__EXERCISE INSTRUCTIONS__
Go over the data below line by line, and state how many lines contain the string "meta". Give the number only.

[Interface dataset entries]
○ ○ ○

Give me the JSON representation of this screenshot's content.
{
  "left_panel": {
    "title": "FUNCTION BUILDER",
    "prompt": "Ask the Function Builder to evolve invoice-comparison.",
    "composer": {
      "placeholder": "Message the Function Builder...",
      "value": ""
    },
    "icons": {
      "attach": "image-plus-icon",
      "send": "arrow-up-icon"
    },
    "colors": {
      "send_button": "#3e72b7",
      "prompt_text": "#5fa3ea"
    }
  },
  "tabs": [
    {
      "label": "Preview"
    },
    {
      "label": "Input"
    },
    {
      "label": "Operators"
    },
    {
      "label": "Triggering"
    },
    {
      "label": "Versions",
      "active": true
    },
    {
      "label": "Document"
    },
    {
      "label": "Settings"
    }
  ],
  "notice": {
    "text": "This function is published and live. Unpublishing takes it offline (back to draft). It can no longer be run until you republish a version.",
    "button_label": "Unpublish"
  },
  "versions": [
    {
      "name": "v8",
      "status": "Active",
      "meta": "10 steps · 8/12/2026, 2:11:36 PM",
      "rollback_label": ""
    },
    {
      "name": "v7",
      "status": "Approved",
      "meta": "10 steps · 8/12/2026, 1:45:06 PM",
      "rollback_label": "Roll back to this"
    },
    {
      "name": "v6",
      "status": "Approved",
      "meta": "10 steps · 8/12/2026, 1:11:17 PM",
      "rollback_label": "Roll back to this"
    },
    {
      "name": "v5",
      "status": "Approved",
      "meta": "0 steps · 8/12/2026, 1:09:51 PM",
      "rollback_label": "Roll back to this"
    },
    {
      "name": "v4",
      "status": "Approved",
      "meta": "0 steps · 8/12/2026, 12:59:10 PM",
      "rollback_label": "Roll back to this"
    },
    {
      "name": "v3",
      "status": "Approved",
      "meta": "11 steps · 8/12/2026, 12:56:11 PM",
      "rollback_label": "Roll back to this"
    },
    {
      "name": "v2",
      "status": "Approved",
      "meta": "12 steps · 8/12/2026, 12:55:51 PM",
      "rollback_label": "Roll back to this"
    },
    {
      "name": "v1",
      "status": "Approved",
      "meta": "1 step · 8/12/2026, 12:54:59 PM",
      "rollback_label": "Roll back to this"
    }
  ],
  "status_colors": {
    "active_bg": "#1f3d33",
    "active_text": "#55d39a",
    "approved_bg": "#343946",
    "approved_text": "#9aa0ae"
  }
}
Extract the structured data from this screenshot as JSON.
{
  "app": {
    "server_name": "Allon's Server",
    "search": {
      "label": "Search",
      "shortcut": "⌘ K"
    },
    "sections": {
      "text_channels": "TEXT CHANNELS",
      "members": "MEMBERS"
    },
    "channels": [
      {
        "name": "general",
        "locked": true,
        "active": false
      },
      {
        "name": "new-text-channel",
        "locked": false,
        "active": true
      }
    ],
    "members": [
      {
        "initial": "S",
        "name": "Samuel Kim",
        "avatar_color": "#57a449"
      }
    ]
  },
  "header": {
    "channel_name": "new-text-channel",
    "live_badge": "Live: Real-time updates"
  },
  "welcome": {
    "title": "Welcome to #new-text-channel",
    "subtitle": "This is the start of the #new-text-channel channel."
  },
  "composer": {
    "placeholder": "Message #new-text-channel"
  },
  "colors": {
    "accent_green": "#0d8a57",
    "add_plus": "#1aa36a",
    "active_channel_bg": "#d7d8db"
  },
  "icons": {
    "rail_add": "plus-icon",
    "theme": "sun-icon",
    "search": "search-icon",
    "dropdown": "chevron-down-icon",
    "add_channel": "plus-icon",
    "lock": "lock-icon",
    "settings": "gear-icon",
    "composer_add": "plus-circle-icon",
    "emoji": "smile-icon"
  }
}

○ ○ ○

__ANSWER TO THIS TASK__
8